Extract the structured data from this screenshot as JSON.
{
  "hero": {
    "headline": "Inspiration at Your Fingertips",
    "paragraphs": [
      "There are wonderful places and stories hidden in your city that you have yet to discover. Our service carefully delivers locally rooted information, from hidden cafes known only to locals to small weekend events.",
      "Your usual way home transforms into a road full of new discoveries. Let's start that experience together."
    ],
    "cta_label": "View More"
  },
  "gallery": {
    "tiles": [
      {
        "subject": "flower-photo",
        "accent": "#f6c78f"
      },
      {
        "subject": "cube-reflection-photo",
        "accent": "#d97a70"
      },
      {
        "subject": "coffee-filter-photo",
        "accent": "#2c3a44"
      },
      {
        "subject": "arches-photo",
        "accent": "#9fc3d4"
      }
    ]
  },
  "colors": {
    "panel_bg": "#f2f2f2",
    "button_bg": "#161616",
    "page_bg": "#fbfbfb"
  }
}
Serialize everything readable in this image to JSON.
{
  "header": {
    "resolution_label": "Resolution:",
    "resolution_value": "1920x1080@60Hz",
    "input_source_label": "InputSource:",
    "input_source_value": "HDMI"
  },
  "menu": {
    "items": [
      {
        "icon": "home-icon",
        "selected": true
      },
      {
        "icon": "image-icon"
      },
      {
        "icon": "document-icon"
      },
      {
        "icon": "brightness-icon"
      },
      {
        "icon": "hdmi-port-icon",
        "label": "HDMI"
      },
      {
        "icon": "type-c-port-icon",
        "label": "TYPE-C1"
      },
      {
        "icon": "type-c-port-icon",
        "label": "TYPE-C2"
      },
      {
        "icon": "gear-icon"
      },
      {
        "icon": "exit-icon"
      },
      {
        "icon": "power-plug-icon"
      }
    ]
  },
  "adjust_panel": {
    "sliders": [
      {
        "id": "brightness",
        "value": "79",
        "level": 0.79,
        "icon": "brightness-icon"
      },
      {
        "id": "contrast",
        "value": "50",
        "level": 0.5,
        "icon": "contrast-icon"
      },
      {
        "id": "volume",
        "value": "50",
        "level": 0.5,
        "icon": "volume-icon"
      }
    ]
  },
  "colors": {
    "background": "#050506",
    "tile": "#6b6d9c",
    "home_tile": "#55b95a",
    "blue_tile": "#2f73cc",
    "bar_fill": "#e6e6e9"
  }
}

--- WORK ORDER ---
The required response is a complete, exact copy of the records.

--- COMPLETED TASK ---
Extract the structured data from this screenshot as JSON.
{
  "hero": {
    "headline": "Inspiration at Your Fingertips",
    "paragraphs": [
      "There are wonderful places and stories hidden in your city that you have yet to discover. Our service carefully delivers locally rooted information, from hidden cafes known only to locals to small weekend events.",
      "Your usual way home transforms into a road full of new discoveries. Let's start that experience together."
    ],
    "cta_label": "View More"
  },
  "gallery": {
    "tiles": [
      {
        "subject": "flower-photo",
        "accent": "#f6c78f"
      },
      {
        "subject": "cube-reflection-photo",
        "accent": "#d97a70"
      },
      {
        "subject": "coffee-filter-photo",
        "accent": "#2c3a44"
      },
      {
        "subject": "arches-photo",
        "accent": "#9fc3d4"
      }
    ]
  },
  "colors": {
    "panel_bg": "#f2f2f2",
    "button_bg": "#161616",
    "page_bg": "#fbfbfb"
  }
}
Serialize everything readable in this image to JSON.
{
  "header": {
    "resolution_label": "Resolution:",
    "resolution_value": "1920x1080@60Hz",
    "input_source_label": "InputSource:",
    "input_source_value": "HDMI"
  },
  "menu": {
    "items": [
      {
        "icon": "home-icon",
        "selected": true
      },
      {
        "icon": "image-icon"
      },
      {
        "icon": "document-icon"
      },
      {
        "icon": "brightness-icon"
      },
      {
        "icon": "hdmi-port-icon",
        "label": "HDMI"
      },
      {
        "icon": "type-c-port-icon",
        "label": "TYPE-C1"
      },
      {
        "icon": "type-c-port-icon",
        "label": "TYPE-C2"
      },
      {
        "icon": "gear-icon"
      },
      {
        "icon": "exit-icon"
      },
      {
        "icon": "power-plug-icon"
      }
    ]
  },
  "adjust_panel": {
    "sliders": [
      {
        "id": "brightness",
        "value": "79",
        "level": 0.79,
        "icon": "brightness-icon"
      },
      {
        "id": "contrast",
        "value": "50",
        "level": 0.5,
        "icon": "contrast-icon"
      },
      {
        "id": "volume",
        "value": "50",
        "level": 0.5,
        "icon": "volume-icon"
      }
    ]
  },
  "colors": {
    "background": "#050506",
    "tile": "#6b6d9c",
    "home_tile": "#55b95a",
    "blue_tile": "#2f73cc",
    "bar_fill": "#e6e6e9"
  }
}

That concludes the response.